• _THE DATA_
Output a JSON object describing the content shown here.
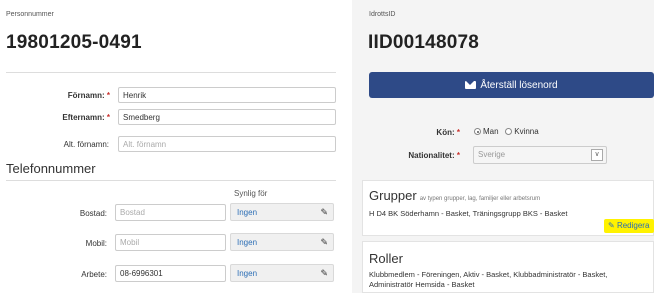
{
  "left": {
    "person_label": "Personnummer",
    "person_number": "19801205-0491",
    "fields": {
      "fornamn_label": "Förnamn:",
      "fornamn_value": "Henrik",
      "efternamn_label": "Efternamn:",
      "efternamn_value": "Smedberg",
      "alt_fornamn_label": "Alt. förnamn:",
      "alt_fornamn_placeholder": "Alt. förnamn",
      "required_mark": "*"
    },
    "phone": {
      "section_title": "Telefonnummer",
      "visible_for_header": "Synlig för",
      "rows": [
        {
          "label": "Bostad:",
          "value": "",
          "placeholder": "Bostad",
          "visibility": "Ingen"
        },
        {
          "label": "Mobil:",
          "value": "",
          "placeholder": "Mobil",
          "visibility": "Ingen"
        },
        {
          "label": "Arbete:",
          "value": "08-6996301",
          "placeholder": "",
          "visibility": "Ingen"
        }
      ]
    }
  },
  "right": {
    "idrotts_label": "IdrottsID",
    "idrotts_id": "IID00148078",
    "reset_button": "Återställ lösenord",
    "gender": {
      "label": "Kön:",
      "options": [
        "Man",
        "Kvinna"
      ],
      "selected": "Man"
    },
    "nationality": {
      "label": "Nationalitet:",
      "value": "Sverige"
    },
    "groups": {
      "title": "Grupper",
      "subtitle": "av typen grupper, lag, familjer eller arbetsrum",
      "text": "H D4 BK Söderhamn - Basket, Träningsgrupp BKS - Basket",
      "edit_button": "Redigera"
    },
    "roles": {
      "title": "Roller",
      "text_line1": "Klubbmedlem - Föreningen, Aktiv - Basket, Klubbadministratör - Basket,",
      "text_line2": "Administratör Hemsida - Basket"
    }
  },
  "colors": {
    "primary_button": "#2e4a87",
    "link": "#2a6db5",
    "required": "#c9302c",
    "highlight": "#fff200"
  }
}
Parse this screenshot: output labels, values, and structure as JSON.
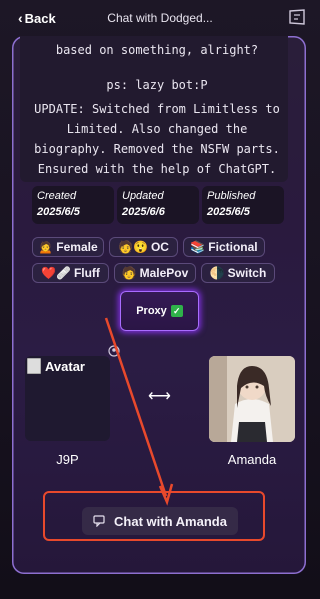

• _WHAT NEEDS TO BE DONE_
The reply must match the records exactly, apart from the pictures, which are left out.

• _RESULT FOR THIS TASK_
Output a JSON object describing the content shown here.
{
  "left": {
    "person_label": "Personnummer",
    "person_number": "19801205-0491",
    "fields": {
      "fornamn_label": "Förnamn:",
      "fornamn_value": "Henrik",
      "efternamn_label": "Efternamn:",
      "efternamn_value": "Smedberg",
      "alt_fornamn_label": "Alt. förnamn:",
      "alt_fornamn_placeholder": "Alt. förnamn",
      "required_mark": "*"
    },
    "phone": {
      "section_title": "Telefonnummer",
      "visible_for_header": "Synlig för",
      "rows": [
        {
          "label": "Bostad:",
          "value": "",
          "placeholder": "Bostad",
          "visibility": "Ingen"
        },
        {
          "label": "Mobil:",
          "value": "",
          "placeholder": "Mobil",
          "visibility": "Ingen"
        },
        {
          "label": "Arbete:",
          "value": "08-6996301",
          "placeholder": "",
          "visibility": "Ingen"
        }
      ]
    }
  },
  "right": {
    "idrotts_label": "IdrottsID",
    "idrotts_id": "IID00148078",
    "reset_button": "Återställ lösenord",
    "gender": {
      "label": "Kön:",
      "options": [
        "Man",
        "Kvinna"
      ],
      "selected": "Man"
    },
    "nationality": {
      "label": "Nationalitet:",
      "value": "Sverige"
    },
    "groups": {
      "title": "Grupper",
      "subtitle": "av typen grupper, lag, familjer eller arbetsrum",
      "text": "H D4 BK Söderhamn - Basket, Träningsgrupp BKS - Basket",
      "edit_button": "Redigera"
    },
    "roles": {
      "title": "Roller",
      "text_line1": "Klubbmedlem - Föreningen, Aktiv - Basket, Klubbadministratör - Basket,",
      "text_line2": "Administratör Hemsida - Basket"
    }
  },
  "colors": {
    "primary_button": "#2e4a87",
    "link": "#2a6db5",
    "required": "#c9302c",
    "highlight": "#fff200"
  }
}
Parse this screenshot: output labels, values, and structure as JSON.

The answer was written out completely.